_Task to complete:_
For the word "checked", report how many lines of the records below contain it, and nothing more.

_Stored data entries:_

_ _ _ _

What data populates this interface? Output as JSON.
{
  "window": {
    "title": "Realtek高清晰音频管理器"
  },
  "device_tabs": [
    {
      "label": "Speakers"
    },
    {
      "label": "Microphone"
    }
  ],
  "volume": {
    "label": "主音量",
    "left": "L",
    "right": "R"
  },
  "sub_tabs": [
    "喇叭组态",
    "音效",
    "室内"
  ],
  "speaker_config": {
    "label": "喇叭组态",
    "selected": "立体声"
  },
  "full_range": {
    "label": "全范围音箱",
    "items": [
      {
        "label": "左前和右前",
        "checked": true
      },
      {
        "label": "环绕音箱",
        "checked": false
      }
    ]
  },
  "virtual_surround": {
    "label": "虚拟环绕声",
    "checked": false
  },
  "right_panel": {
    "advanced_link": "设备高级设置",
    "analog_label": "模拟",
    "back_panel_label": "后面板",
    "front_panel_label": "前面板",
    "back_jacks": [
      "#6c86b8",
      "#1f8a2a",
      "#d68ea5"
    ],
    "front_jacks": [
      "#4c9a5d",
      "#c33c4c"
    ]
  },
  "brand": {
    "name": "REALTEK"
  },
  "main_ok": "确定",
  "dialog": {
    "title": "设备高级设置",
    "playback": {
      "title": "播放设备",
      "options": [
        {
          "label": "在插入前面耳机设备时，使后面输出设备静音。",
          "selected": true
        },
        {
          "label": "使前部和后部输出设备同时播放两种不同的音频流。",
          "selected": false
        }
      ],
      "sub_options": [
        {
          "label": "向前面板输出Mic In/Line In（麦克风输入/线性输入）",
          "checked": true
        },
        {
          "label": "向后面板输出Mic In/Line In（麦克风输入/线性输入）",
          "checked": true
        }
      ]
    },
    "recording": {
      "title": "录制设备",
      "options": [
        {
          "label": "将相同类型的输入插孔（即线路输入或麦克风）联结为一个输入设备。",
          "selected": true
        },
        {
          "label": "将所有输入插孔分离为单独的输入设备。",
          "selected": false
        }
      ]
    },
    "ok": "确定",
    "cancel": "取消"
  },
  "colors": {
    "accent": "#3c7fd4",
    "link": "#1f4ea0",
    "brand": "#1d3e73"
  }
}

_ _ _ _

_Answer to the exercise:_
5